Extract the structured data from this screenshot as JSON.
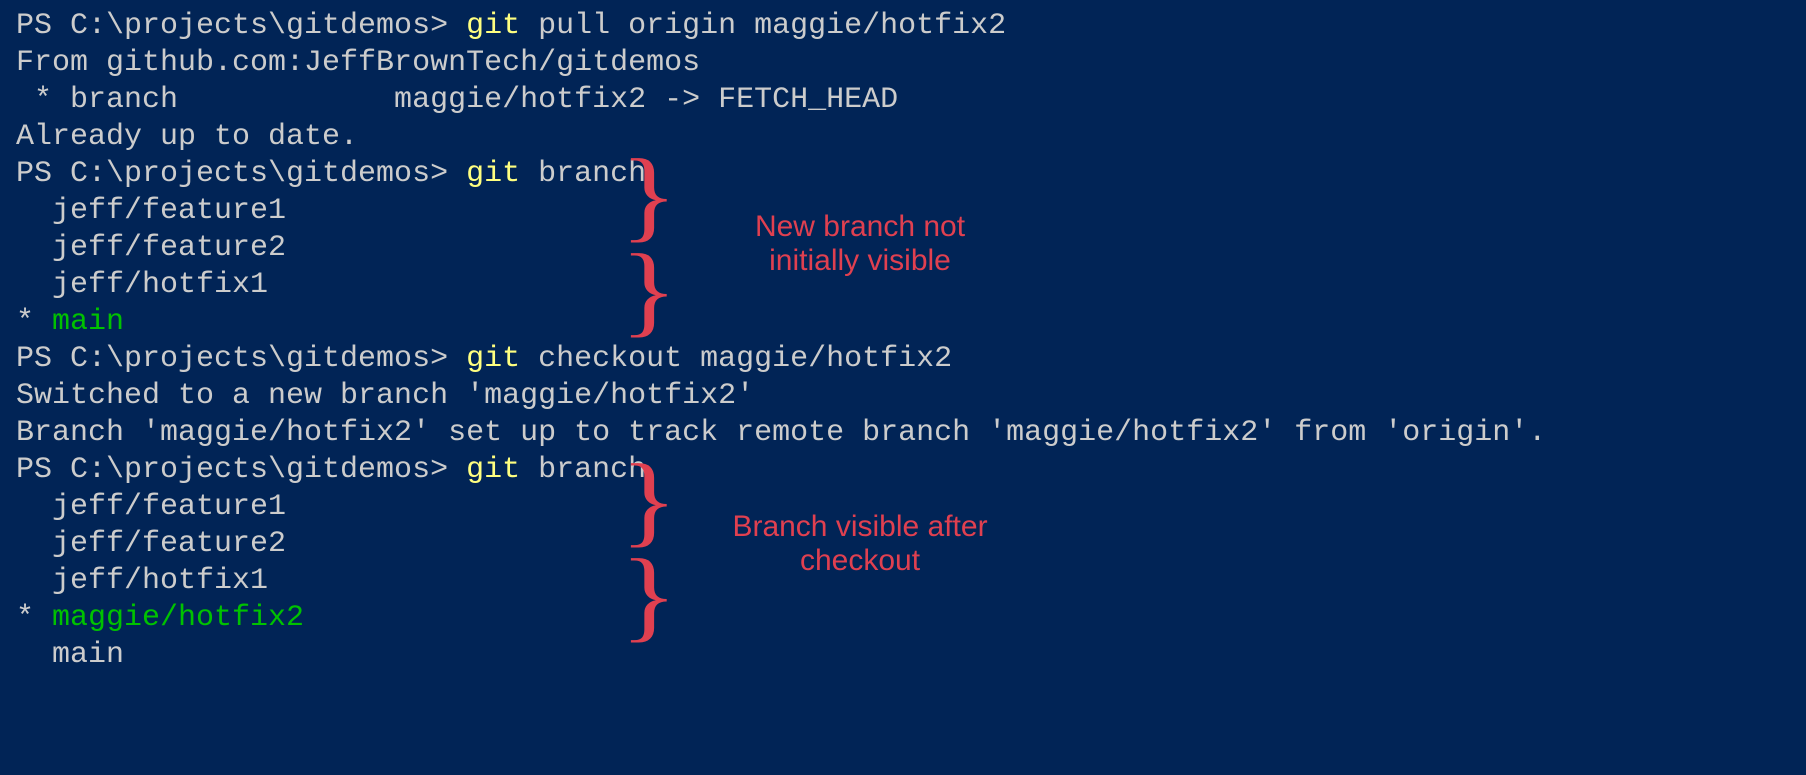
{
  "lines": [
    {
      "prompt": "PS C:\\projects\\gitdemos> ",
      "cmd": "git ",
      "args": "pull origin maggie/hotfix2"
    },
    {
      "out": "From github.com:JeffBrownTech/gitdemos"
    },
    {
      "out": " * branch            maggie/hotfix2 -> FETCH_HEAD"
    },
    {
      "out": "Already up to date."
    },
    {
      "prompt": "PS C:\\projects\\gitdemos> ",
      "cmd": "git ",
      "args": "branch"
    },
    {
      "out": "  jeff/feature1"
    },
    {
      "out": "  jeff/feature2"
    },
    {
      "out": "  jeff/hotfix1"
    },
    {
      "mixed": [
        {
          "t": "* ",
          "c": "out"
        },
        {
          "t": "main",
          "c": "green"
        }
      ]
    },
    {
      "prompt": "PS C:\\projects\\gitdemos> ",
      "cmd": "git ",
      "args": "checkout maggie/hotfix2"
    },
    {
      "out": "Switched to a new branch 'maggie/hotfix2'"
    },
    {
      "out": "Branch 'maggie/hotfix2' set up to track remote branch 'maggie/hotfix2' from 'origin'."
    },
    {
      "prompt": "PS C:\\projects\\gitdemos> ",
      "cmd": "git ",
      "args": "branch"
    },
    {
      "out": "  jeff/feature1"
    },
    {
      "out": "  jeff/feature2"
    },
    {
      "out": "  jeff/hotfix1"
    },
    {
      "mixed": [
        {
          "t": "* ",
          "c": "out"
        },
        {
          "t": "maggie/hotfix2",
          "c": "green"
        }
      ]
    },
    {
      "out": "  main"
    }
  ],
  "annotations": {
    "a1": "New branch not\ninitially visible",
    "a2": "Branch visible\nafter checkout"
  }
}
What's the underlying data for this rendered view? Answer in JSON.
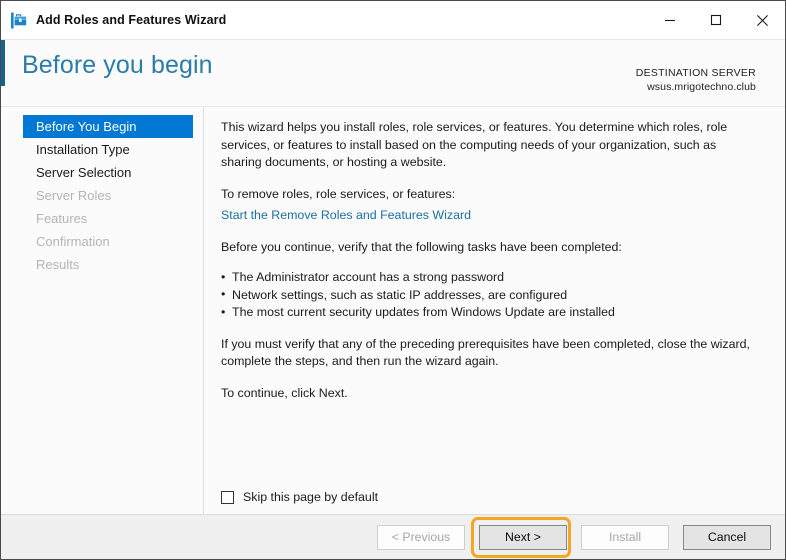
{
  "window": {
    "title": "Add Roles and Features Wizard",
    "app_icon": "toolbox-icon",
    "controls": {
      "minimize": "minimize-icon",
      "maximize": "maximize-icon",
      "close": "close-icon"
    }
  },
  "header": {
    "page_title": "Before you begin",
    "destination_label": "DESTINATION SERVER",
    "destination_server": "wsus.mrigotechno.club"
  },
  "sidebar": {
    "items": [
      {
        "label": "Before You Begin",
        "state": "selected"
      },
      {
        "label": "Installation Type",
        "state": "enabled"
      },
      {
        "label": "Server Selection",
        "state": "enabled"
      },
      {
        "label": "Server Roles",
        "state": "disabled"
      },
      {
        "label": "Features",
        "state": "disabled"
      },
      {
        "label": "Confirmation",
        "state": "disabled"
      },
      {
        "label": "Results",
        "state": "disabled"
      }
    ]
  },
  "content": {
    "intro": "This wizard helps you install roles, role services, or features. You determine which roles, role services, or features to install based on the computing needs of your organization, such as sharing documents, or hosting a website.",
    "remove_prompt": "To remove roles, role services, or features:",
    "remove_link": "Start the Remove Roles and Features Wizard",
    "verify_prompt": "Before you continue, verify that the following tasks have been completed:",
    "tasks": [
      "The Administrator account has a strong password",
      "Network settings, such as static IP addresses, are configured",
      "The most current security updates from Windows Update are installed"
    ],
    "prerequisites_note": "If you must verify that any of the preceding prerequisites have been completed, close the wizard, complete the steps, and then run the wizard again.",
    "continue_note": "To continue, click Next.",
    "skip_checkbox_label": "Skip this page by default",
    "skip_checkbox_checked": false
  },
  "footer": {
    "buttons": [
      {
        "label": "< Previous",
        "state": "disabled",
        "highlighted": false
      },
      {
        "label": "Next >",
        "state": "enabled",
        "highlighted": true
      },
      {
        "label": "Install",
        "state": "disabled",
        "highlighted": false
      },
      {
        "label": "Cancel",
        "state": "enabled",
        "highlighted": false
      }
    ]
  },
  "colors": {
    "accent_blue": "#0078d4",
    "title_blue": "#2b7ca8",
    "link_blue": "#1a6fa3",
    "left_accent": "#18628f",
    "highlight_orange": "#f5a623",
    "footer_bg": "#f0f0f0",
    "panel_bg": "#fbfbfb"
  }
}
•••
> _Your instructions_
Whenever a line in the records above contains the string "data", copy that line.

> _Result for this task_
Extract the structured data from this screenshot as JSON.
What's the underlying data for this rendered view? Answer in JSON.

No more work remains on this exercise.